Sound Design: the one thing you are doing wrong
Whenever I’m designing a synth or a drum sample or tweaking a guitar sound, I have to watch out. I need to keep myself from doing one stupid thing I still do from time to time and that I know you are doing too. And it’s not only stupid, it’s also hurting your sound!
Just think for a second.
What do you do when you are doing sound design?
Well, when designing a synth for example, you start off with … a synthesiser. Right? And you wiggle the oscillators and filters around and all that. Then you maybe go and sculpt some more with some overdrive or distortion. Or anything else that’s part of your creative workflow.
But there’s one thing you might not be paying attention to when you’re doing your sound design. The context.
If you don’t take context into account, your song will suck.
The problem with not keeping the context in mind is that you’ll start to design sounds that don’t match the feel of the song you’re working on. Maybe that nasty reese bass is pretty sweet in your latest dub tune, but it will sure as hell have the potential to create havoc in the love song you’re working on right now. Maybe you adore that deep booming kick you designed, but if you’re putting it into a fast paced track, it’ll mud everything up in no time.

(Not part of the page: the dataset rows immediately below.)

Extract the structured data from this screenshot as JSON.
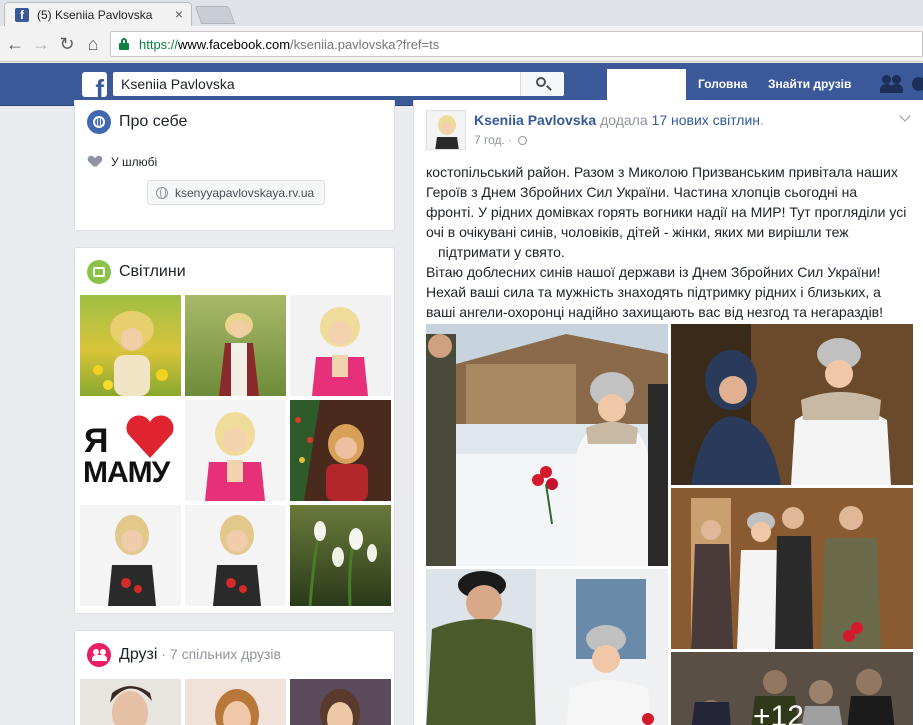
{
  "browser": {
    "tab_title": "(5) Kseniia Pavlovska",
    "tab_favicon_letter": "f",
    "url": {
      "scheme": "https://",
      "host": "www.facebook.com",
      "path": "/kseniia.pavlovska?fref=ts"
    },
    "icons": [
      "back-icon",
      "forward-icon",
      "reload-icon",
      "home-icon",
      "lock-icon",
      "close-icon"
    ]
  },
  "fb_header": {
    "logo_letter": "f",
    "search_value": "Kseniia Pavlovska",
    "nav_home": "Головна",
    "nav_find_friends": "Знайти друзів"
  },
  "about": {
    "title": "Про себе",
    "relationship": "У шлюбі",
    "website": "ksenyyapavlovskaya.rv.ua"
  },
  "photos": {
    "title": "Світлини",
    "logo_text_top": "Я",
    "logo_text_bottom": "МАМУ"
  },
  "friends": {
    "title": "Друзі",
    "subtitle": " · 7 спільних друзів"
  },
  "post": {
    "author": "Kseniia Pavlovska",
    "action": " додала ",
    "photo_count": "17 нових світлин",
    "period": ".",
    "time": "7 год. · ",
    "text_lines": [
      "костопільський район. Разом з Миколою Призванським привітала наших",
      "Героїв з Днем Збройних Сил України. Частина хлопців сьогодні на",
      "фронті. У рідних домівках горять вогники надії на МИР! Тут прогляділи усі",
      "очі в очікувані синів, чоловіків, дітей - жінки, яких ми вирішли теж",
      "підтримати у свято.",
      "Вітаю доблесних синів нашої держави із Днем Збройних Сил України!",
      "Нехай ваші сила та мужність знаходять підтримку рідних і близьких, а",
      "ваші ангели-охоронці надійно захищають вас від незгод та негараздів!"
    ],
    "more_photos_label": "+12"
  },
  "colors": {
    "fb_blue": "#3b5998",
    "link_blue": "#365899",
    "page_bg": "#e9ebee",
    "secure_green": "#0b8043"
  }
}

You get the idea.
See, what happens is that you’ll do the sound design and then you’ll start using that sound to start playing some melodies. Because you like your sound design. You’re proud of all the work you put into it.
That’s where you can get very sad and disappointed. I know it happens to you because it happens to me all the time. I’ll be all like: Oh yeah I LOVE this sound —
So why the hell isn’t it working in my song?!
Where I went wrong was that I didn’t pay attention to the sound design in the context of my song. Not even when it should be very obvious that it’s important to do so.
We all get caught up in our creative flows that sometimes we forget the song we were working on. We dig deeper and further into our ideas and try carving out all the details – and we lose sight of the bigger picture.
That’s a dangerous state to be in, because it makes you lose track of what you were trying to write. You’ll create a complete mess without any direction, style or musical integrity.
If you recognise yourself in what I’m saying – if you’re finding yourself constantly designing sounds that don’t work in the song afterwards – you might find my workflow for breaking this habit useful:
Write out the melody and make the arrangement first, THEN do the sound design
This is something I do from time to time with my own music and I find that it allows me to expand on my creativity – all while keeping the context of the song in mind.
I’ll write an entire song with just a piano. Or just a guitar. Everything from the bass line to the melody and the chords I’ll keep in one instrument.
It’s only after I’ve mapped out the entire song (roughly) that I’ll start fleshing out the actual sounds for each part. This ensures that I can do two things:
- I can concentrate on designing the individual sounds, without worrying about my composition
- I am able to keep the entire song context in my mind and don’t have to solo each sound — it’s playing already so why bother soloing?
Working this way is not only liberating in the creative constraint that you’re imposing (you’re writing in one instrument only), but it keeps you focused. It stops you from losing the bigger picture and it makes sure that you’ll keep your productivity.
It will make your sound design better.
But don’t forget do do some crazy sound design, too!
On the other end of the spectrum, though… I’m not saying that you should never venture out of the ordinary and never go crazy. Absolutely not.
On the contrary, sometimes going nuts and sculpting a strange sound into your track can make for an unexpected and awesome addition. Something that makes you go: “Huh, that’s weird. But in a good kind of way!”, is a trademark of some of the best and most popular songs out there. Just make sure that you pay attention to that sound when you’re mixing.
My advice would be to go crazy sometimes. But if you do find yourself in a pickle, think back to this strategy for focus. Try it out.
So let me know, can you find yourself in this? Did the above happen to you before? Let everyone know how you got out of it in the comments!